As the Commanding Officer, I worked hard to diligently and conscientiously build trust and camaraderie among my crews through shared missions, clearly communicated expectations and sincere respect of individuals’ talents and abilities. It is a source of personal pride to me that those crews--my guys--trusted me to be their Captain and lead them during difficult and dangerous situations. So, while trust comes easily to me, I also take it very personally.
During the exercise, when our Alban counterparts nefariously lured us into believing that they would also raise their price to $30/barrel in the fourth month, I took it personally that they blatantly lied to us. It meant that I hadn’t done as good a job as I could have communicating the benefits of a long-term commitment to increased prices. It meant that they were only hearing what they wanted to hear, rather than what we were saying. It meant that we didn’t have common goals. It meant that our trust in them was unfounded. It might even have meant that they were bad people.
The major insight I gleaned from this exercise is that other people’s motivations are not my personal burden. As long as I make my best effort to clearly state relevant concerns and opinions, I am not responsible for their independent actions. If their goals are different, it does not make them bad people. Even if they are deceitful, I have no place to either judge them or take on their "salvation" on as my own cause.

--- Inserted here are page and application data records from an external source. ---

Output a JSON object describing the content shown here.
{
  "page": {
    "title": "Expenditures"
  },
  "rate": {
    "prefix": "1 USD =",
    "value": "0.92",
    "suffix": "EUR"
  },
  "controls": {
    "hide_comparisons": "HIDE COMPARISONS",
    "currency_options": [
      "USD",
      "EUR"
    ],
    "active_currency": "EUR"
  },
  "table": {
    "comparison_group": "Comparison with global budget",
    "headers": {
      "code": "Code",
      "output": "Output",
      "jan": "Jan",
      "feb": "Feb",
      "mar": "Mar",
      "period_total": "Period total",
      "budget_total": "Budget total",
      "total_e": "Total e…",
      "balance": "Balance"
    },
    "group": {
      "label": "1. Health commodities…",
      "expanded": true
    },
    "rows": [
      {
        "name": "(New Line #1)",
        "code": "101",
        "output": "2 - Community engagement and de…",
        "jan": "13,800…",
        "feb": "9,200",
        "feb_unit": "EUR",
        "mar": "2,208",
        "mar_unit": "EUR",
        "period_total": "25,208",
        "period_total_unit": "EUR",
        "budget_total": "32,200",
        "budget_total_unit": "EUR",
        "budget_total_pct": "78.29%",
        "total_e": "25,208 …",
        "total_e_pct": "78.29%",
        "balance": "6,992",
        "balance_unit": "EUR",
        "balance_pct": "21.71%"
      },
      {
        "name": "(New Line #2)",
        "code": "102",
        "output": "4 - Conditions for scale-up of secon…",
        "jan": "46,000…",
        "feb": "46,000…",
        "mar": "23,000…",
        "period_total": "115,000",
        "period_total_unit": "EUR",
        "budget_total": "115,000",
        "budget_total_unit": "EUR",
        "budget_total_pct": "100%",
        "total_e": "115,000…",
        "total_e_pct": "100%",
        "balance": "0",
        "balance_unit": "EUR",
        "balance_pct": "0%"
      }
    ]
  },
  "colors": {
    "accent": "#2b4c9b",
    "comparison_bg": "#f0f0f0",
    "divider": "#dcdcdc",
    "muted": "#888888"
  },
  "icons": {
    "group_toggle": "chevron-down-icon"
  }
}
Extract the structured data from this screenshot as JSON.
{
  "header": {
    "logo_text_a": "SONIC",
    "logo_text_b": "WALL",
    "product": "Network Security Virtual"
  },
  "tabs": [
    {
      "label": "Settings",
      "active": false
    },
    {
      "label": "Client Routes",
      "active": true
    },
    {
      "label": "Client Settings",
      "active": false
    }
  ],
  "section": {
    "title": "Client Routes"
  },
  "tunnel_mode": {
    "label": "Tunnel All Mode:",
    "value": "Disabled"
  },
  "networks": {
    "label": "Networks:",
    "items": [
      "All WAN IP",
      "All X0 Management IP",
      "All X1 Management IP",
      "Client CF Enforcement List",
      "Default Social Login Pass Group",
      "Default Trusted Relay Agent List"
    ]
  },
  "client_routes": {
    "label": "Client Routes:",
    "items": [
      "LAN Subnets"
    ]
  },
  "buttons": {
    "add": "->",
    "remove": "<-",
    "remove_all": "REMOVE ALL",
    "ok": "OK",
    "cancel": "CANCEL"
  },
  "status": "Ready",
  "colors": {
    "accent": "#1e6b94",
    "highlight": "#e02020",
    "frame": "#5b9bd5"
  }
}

There is a balance required between getting so personally involved that I lose my objectivity and am emotionally hurt by people with less honorable intentions and being so detached to not care one way or the other about the outcome. The balance point will likely change with each circumstance. But maintaining an awareness of my tendency towards emotional involvement may help to find that point at which I can be passionately committed to achieving my own objectives, which usually include some consideration of the Other’s situation with the ultimate goal of making the world a better place.